Easing restrictions on foreign investors will not affect the investment climate and generate much needed investments and jobs
By ROGER M. BALANZA
Members of the Constitutional Commission (ConCom) that drafted the 1987 Constitution shot down claims by legislators that amending economic provisions of the Charter would brighten the country’s road to recovery from the Covid-19 pandemic.
Rather than spend precious time and energy on Charter Change (Cha-Cha), Congress should instead focus its priorities on the COVID-19 crisis and the coming presidential elections in 2022, said Constitution Framer and former Supreme Court justice Vicente Mendoza.
Amending the economic provisions of the Constitution to ease restrictions on foreign investors “will not affect the investment climate and generate much needed investments and jobs, ” said Rosario Braid, another member of the 1986 ConCom.
Mendoza and Braid expressed their positions against ChaCha on January 27 at the start of the hearing of the Senate committees on constitutional amendments on proposed economic amendments to the 1987 Constitution.
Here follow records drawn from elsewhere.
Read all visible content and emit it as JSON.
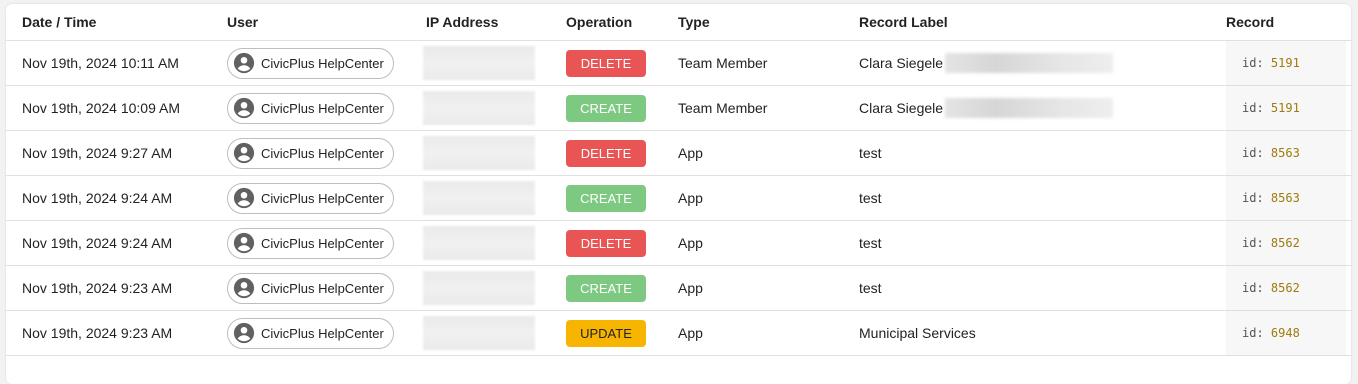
{
  "columns": {
    "date": "Date / Time",
    "user": "User",
    "ip": "IP Address",
    "operation": "Operation",
    "type": "Type",
    "label": "Record Label",
    "record": "Record"
  },
  "colors": {
    "DELETE": "#e85554",
    "CREATE": "#7ec982",
    "UPDATE": "#f7b500"
  },
  "rows": [
    {
      "date": "Nov 19th, 2024 10:11 AM",
      "user": "CivicPlus HelpCenter",
      "operation": "DELETE",
      "type": "Team Member",
      "label": "Clara Siegele",
      "label_redacted": true,
      "record_key": "id:",
      "record_id": "5191"
    },
    {
      "date": "Nov 19th, 2024 10:09 AM",
      "user": "CivicPlus HelpCenter",
      "operation": "CREATE",
      "type": "Team Member",
      "label": "Clara Siegele",
      "label_redacted": true,
      "record_key": "id:",
      "record_id": "5191"
    },
    {
      "date": "Nov 19th, 2024 9:27 AM",
      "user": "CivicPlus HelpCenter",
      "operation": "DELETE",
      "type": "App",
      "label": "test",
      "label_redacted": false,
      "record_key": "id:",
      "record_id": "8563"
    },
    {
      "date": "Nov 19th, 2024 9:24 AM",
      "user": "CivicPlus HelpCenter",
      "operation": "CREATE",
      "type": "App",
      "label": "test",
      "label_redacted": false,
      "record_key": "id:",
      "record_id": "8563"
    },
    {
      "date": "Nov 19th, 2024 9:24 AM",
      "user": "CivicPlus HelpCenter",
      "operation": "DELETE",
      "type": "App",
      "label": "test",
      "label_redacted": false,
      "record_key": "id:",
      "record_id": "8562"
    },
    {
      "date": "Nov 19th, 2024 9:23 AM",
      "user": "CivicPlus HelpCenter",
      "operation": "CREATE",
      "type": "App",
      "label": "test",
      "label_redacted": false,
      "record_key": "id:",
      "record_id": "8562"
    },
    {
      "date": "Nov 19th, 2024 9:23 AM",
      "user": "CivicPlus HelpCenter",
      "operation": "UPDATE",
      "type": "App",
      "label": "Municipal Services",
      "label_redacted": false,
      "record_key": "id:",
      "record_id": "6948"
    }
  ]
}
“The education of the people for wise voting and the preparation for clean, honest, and credible elections that can spell good government in this country demand the patriotism of everyone. We need to summon all our will to bring the patriotic spirit back to the people. These are two challenges that we have to confront before we can speak of any other change in the Constitution,” Mendoza said at the hearing.
“During a period of instability and because of need to focus on the pandemic, it may not be the right time to open the economy,” Braid told the senators.
“I do not believe this is the time for charter change given that one, the threat of the pandemic; and two the great challenge of securing in this country good government and that is tied to the next elections, national and local,” said Mendoza.
Both said that economic recovery will follow once these two challenges are met.
Another framer of the 1987 Constitution said the present attempt on charter change is motivated by power and money.
Lawyer Christian Monsod made the comment in an interview as legislators start tinkering with the Constitution to amend its economic provisions.
The Senate committees on constitutional amendments has started hearings on proposed economic amendments to the 1987 Constitution.
At the House of Representatives, a motion has been filed by House Speaker Lord Allan Velasco seeking to convene Congress as a constituent assembly to amend Articles XII, XIV, and XVI of the Constitution.
“There have been five previous attempts to change the Constitution….all of these past attempts were unsuccessful because the people perceived the articulated purposes as a smokescreen for self-serving ends,” Monsod said.
“The real motive, just like previous attempts, is power and money,” sadi Monsod.